#### Exercise details:
Without omitting anything, write out the listing below precisely.

#### Task input:

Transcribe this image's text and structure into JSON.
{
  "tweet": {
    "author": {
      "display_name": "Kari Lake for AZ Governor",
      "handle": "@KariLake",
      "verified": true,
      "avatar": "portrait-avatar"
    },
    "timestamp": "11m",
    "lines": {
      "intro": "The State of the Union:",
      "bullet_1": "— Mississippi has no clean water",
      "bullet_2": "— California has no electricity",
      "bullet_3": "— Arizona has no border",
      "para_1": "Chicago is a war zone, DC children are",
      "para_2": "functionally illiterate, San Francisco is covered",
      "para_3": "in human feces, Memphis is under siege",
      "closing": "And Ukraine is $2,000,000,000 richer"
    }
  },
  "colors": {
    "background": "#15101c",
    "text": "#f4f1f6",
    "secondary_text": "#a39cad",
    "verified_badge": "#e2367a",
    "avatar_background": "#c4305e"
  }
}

#### Solution for this task:
Transcribe this image's text and structure into JSON.
{
  "tweet": {
    "author": {
      "display_name": "Kari Lake for AZ Governor",
      "handle": "@KariLake",
      "verified": true,
      "avatar": "portrait-avatar"
    },
    "timestamp": "11m",
    "lines": {
      "intro": "The State of the Union:",
      "bullet_1": "— Mississippi has no clean water",
      "bullet_2": "— California has no electricity",
      "bullet_3": "— Arizona has no border",
      "para_1": "Chicago is a war zone, DC children are",
      "para_2": "functionally illiterate, San Francisco is covered",
      "para_3": "in human feces, Memphis is under siege",
      "closing": "And Ukraine is $2,000,000,000 richer"
    }
  },
  "colors": {
    "background": "#15101c",
    "text": "#f4f1f6",
    "secondary_text": "#a39cad",
    "verified_badge": "#e2367a",
    "avatar_background": "#c4305e"
  }
}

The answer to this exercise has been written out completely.